TASK INSTRUCTIONS |
Give all of the records again precisely, excluding whatever pictures they contain.

STUDY MATERIAL |
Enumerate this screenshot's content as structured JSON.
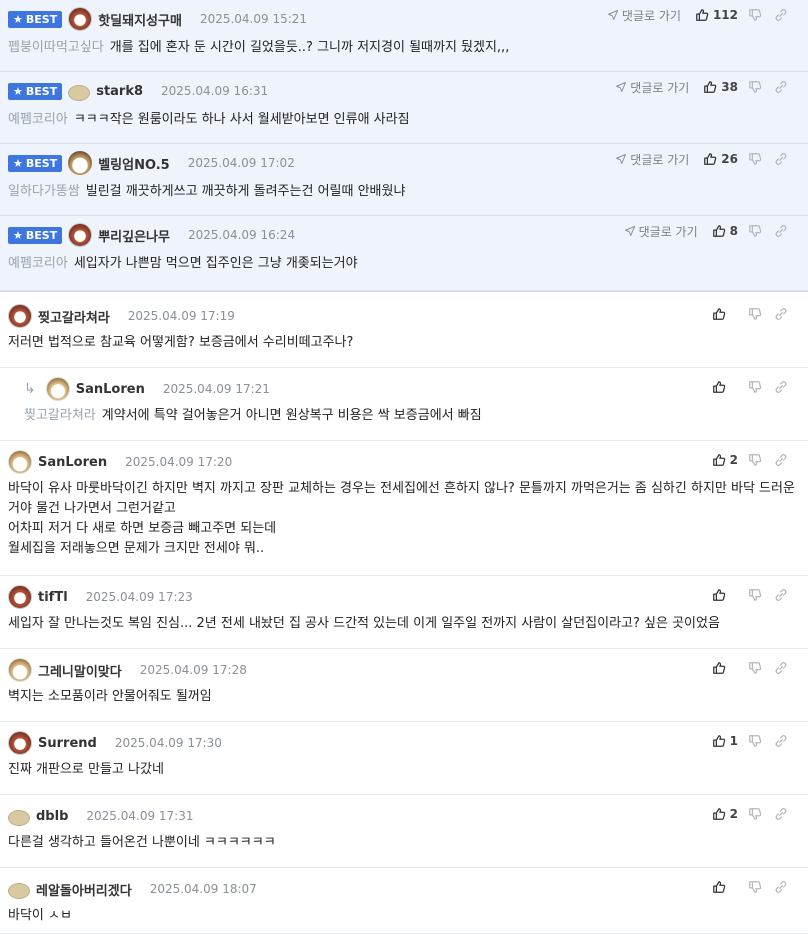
{
  "best_label": "BEST",
  "reply_link": "댓글로 가기",
  "best_comments": [
    {
      "nick": "핫딜돼지성구매",
      "date": "2025.04.09 15:21",
      "ref": "펩붕이따먹고싶다",
      "text": "개를 집에 혼자 둔 시간이 길었을듯..? 그니까 저지경이 될때까지 뒀겠지,,,",
      "likes": "112",
      "avatar": "dog-icon"
    },
    {
      "nick": "stark8",
      "date": "2025.04.09 16:31",
      "ref": "예펨코리아",
      "text": "ㅋㅋㅋ작은 원룸이라도 하나 사서 월세받아보면 인류애 사라짐",
      "likes": "38",
      "avatar": "sand-icon"
    },
    {
      "nick": "벨링엄NO.5",
      "date": "2025.04.09 17:02",
      "ref": "일하다가똥쌈",
      "text": "빌린걸 깨끗하게쓰고 깨끗하게 돌려주는건 어릴때 안배웠냐",
      "likes": "26",
      "avatar": "puppy-icon"
    },
    {
      "nick": "뿌리깊은나무",
      "date": "2025.04.09 16:24",
      "ref": "예펨코리아",
      "text": "세입자가 나쁜맘 먹으면 집주인은 그냥 개좆되는거야",
      "likes": "8",
      "avatar": "dog-icon"
    }
  ],
  "comments": [
    {
      "nick": "찢고갈라쳐라",
      "date": "2025.04.09 17:19",
      "ref": "",
      "lines": [
        "저러면 법적으로 참교육 어떻게함? 보증금에서 수리비떼고주나?"
      ],
      "likes": "",
      "avatar": "dog-icon",
      "reply": false
    },
    {
      "nick": "SanLoren",
      "date": "2025.04.09 17:21",
      "ref": "찢고갈라쳐라",
      "lines": [
        "계약서에 특약 걸어놓은거 아니면 원상복구 비용은 싹 보증금에서 빠짐"
      ],
      "likes": "",
      "avatar": "fox-icon",
      "reply": true
    },
    {
      "nick": "SanLoren",
      "date": "2025.04.09 17:20",
      "ref": "",
      "lines": [
        "바닥이 유사 마룻바닥이긴 하지만 벽지 까지고 장판 교체하는 경우는 전세집에선 흔하지 않나? 문틀까지 까먹은거는 좀 심하긴 하지만 바닥 드러운거야 물건 나가면서 그런거같고",
        "어차피 저거 다 새로 하면 보증금 빼고주면 되는데",
        "월세집을 저래놓으면 문제가 크지만 전세야 뭐.."
      ],
      "likes": "2",
      "avatar": "fox-icon",
      "reply": false
    },
    {
      "nick": "tifTl",
      "date": "2025.04.09 17:23",
      "ref": "",
      "lines": [
        "세입자 잘 만나는것도 복임 진심... 2년 전세 내놨던 집 공사 드간적 있는데 이게 일주일 전까지 사람이 살던집이라고? 싶은 곳이었음"
      ],
      "likes": "",
      "avatar": "dog-icon",
      "reply": false
    },
    {
      "nick": "그레니말이맞다",
      "date": "2025.04.09 17:28",
      "ref": "",
      "lines": [
        "벽지는 소모품이라 안물어줘도 될꺼임"
      ],
      "likes": "",
      "avatar": "fox-icon",
      "reply": false
    },
    {
      "nick": "Surrend",
      "date": "2025.04.09 17:30",
      "ref": "",
      "lines": [
        "진짜 개판으로 만들고 나갔네"
      ],
      "likes": "1",
      "avatar": "dog-icon",
      "reply": false
    },
    {
      "nick": "dblb",
      "date": "2025.04.09 17:31",
      "ref": "",
      "lines": [
        "다른걸 생각하고 들어온건 나뿐이네 ㅋㅋㅋㅋㅋㅋ"
      ],
      "likes": "2",
      "avatar": "sand-icon",
      "reply": false
    },
    {
      "nick": "레알돌아버리겠다",
      "date": "2025.04.09 18:07",
      "ref": "",
      "lines": [
        "바닥이 ㅅㅂ"
      ],
      "likes": "",
      "avatar": "sand-icon",
      "reply": false
    }
  ]
}
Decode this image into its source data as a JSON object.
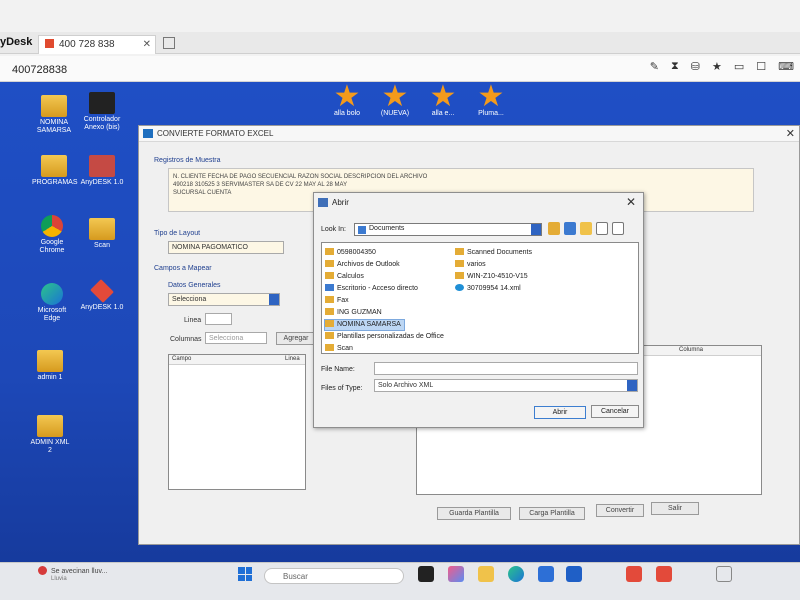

REPLY |
Enumerate this screenshot's content as structured JSON.
{
  "best_label": "BEST",
  "reply_link": "댓글로 가기",
  "best_comments": [
    {
      "nick": "핫딜돼지성구매",
      "date": "2025.04.09 15:21",
      "ref": "펩붕이따먹고싶다",
      "text": "개를 집에 혼자 둔 시간이 길었을듯..? 그니까 저지경이 될때까지 뒀겠지,,,",
      "likes": "112",
      "avatar": "dog-icon"
    },
    {
      "nick": "stark8",
      "date": "2025.04.09 16:31",
      "ref": "예펨코리아",
      "text": "ㅋㅋㅋ작은 원룸이라도 하나 사서 월세받아보면 인류애 사라짐",
      "likes": "38",
      "avatar": "sand-icon"
    },
    {
      "nick": "벨링엄NO.5",
      "date": "2025.04.09 17:02",
      "ref": "일하다가똥쌈",
      "text": "빌린걸 깨끗하게쓰고 깨끗하게 돌려주는건 어릴때 안배웠냐",
      "likes": "26",
      "avatar": "puppy-icon"
    },
    {
      "nick": "뿌리깊은나무",
      "date": "2025.04.09 16:24",
      "ref": "예펨코리아",
      "text": "세입자가 나쁜맘 먹으면 집주인은 그냥 개좆되는거야",
      "likes": "8",
      "avatar": "dog-icon"
    }
  ],
  "comments": [
    {
      "nick": "찢고갈라쳐라",
      "date": "2025.04.09 17:19",
      "ref": "",
      "lines": [
        "저러면 법적으로 참교육 어떻게함? 보증금에서 수리비떼고주나?"
      ],
      "likes": "",
      "avatar": "dog-icon",
      "reply": false
    },
    {
      "nick": "SanLoren",
      "date": "2025.04.09 17:21",
      "ref": "찢고갈라쳐라",
      "lines": [
        "계약서에 특약 걸어놓은거 아니면 원상복구 비용은 싹 보증금에서 빠짐"
      ],
      "likes": "",
      "avatar": "fox-icon",
      "reply": true
    },
    {
      "nick": "SanLoren",
      "date": "2025.04.09 17:20",
      "ref": "",
      "lines": [
        "바닥이 유사 마룻바닥이긴 하지만 벽지 까지고 장판 교체하는 경우는 전세집에선 흔하지 않나? 문틀까지 까먹은거는 좀 심하긴 하지만 바닥 드러운거야 물건 나가면서 그런거같고",
        "어차피 저거 다 새로 하면 보증금 빼고주면 되는데",
        "월세집을 저래놓으면 문제가 크지만 전세야 뭐.."
      ],
      "likes": "2",
      "avatar": "fox-icon",
      "reply": false
    },
    {
      "nick": "tifTl",
      "date": "2025.04.09 17:23",
      "ref": "",
      "lines": [
        "세입자 잘 만나는것도 복임 진심... 2년 전세 내놨던 집 공사 드간적 있는데 이게 일주일 전까지 사람이 살던집이라고? 싶은 곳이었음"
      ],
      "likes": "",
      "avatar": "dog-icon",
      "reply": false
    },
    {
      "nick": "그레니말이맞다",
      "date": "2025.04.09 17:28",
      "ref": "",
      "lines": [
        "벽지는 소모품이라 안물어줘도 될꺼임"
      ],
      "likes": "",
      "avatar": "fox-icon",
      "reply": false
    },
    {
      "nick": "Surrend",
      "date": "2025.04.09 17:30",
      "ref": "",
      "lines": [
        "진짜 개판으로 만들고 나갔네"
      ],
      "likes": "1",
      "avatar": "dog-icon",
      "reply": false
    },
    {
      "nick": "dblb",
      "date": "2025.04.09 17:31",
      "ref": "",
      "lines": [
        "다른걸 생각하고 들어온건 나뿐이네 ㅋㅋㅋㅋㅋㅋ"
      ],
      "likes": "2",
      "avatar": "sand-icon",
      "reply": false
    },
    {
      "nick": "레알돌아버리겠다",
      "date": "2025.04.09 18:07",
      "ref": "",
      "lines": [
        "바닥이 ㅅㅂ"
      ],
      "likes": "",
      "avatar": "sand-icon",
      "reply": false
    }
  ]
}
Decode this image into its source data as a JSON object.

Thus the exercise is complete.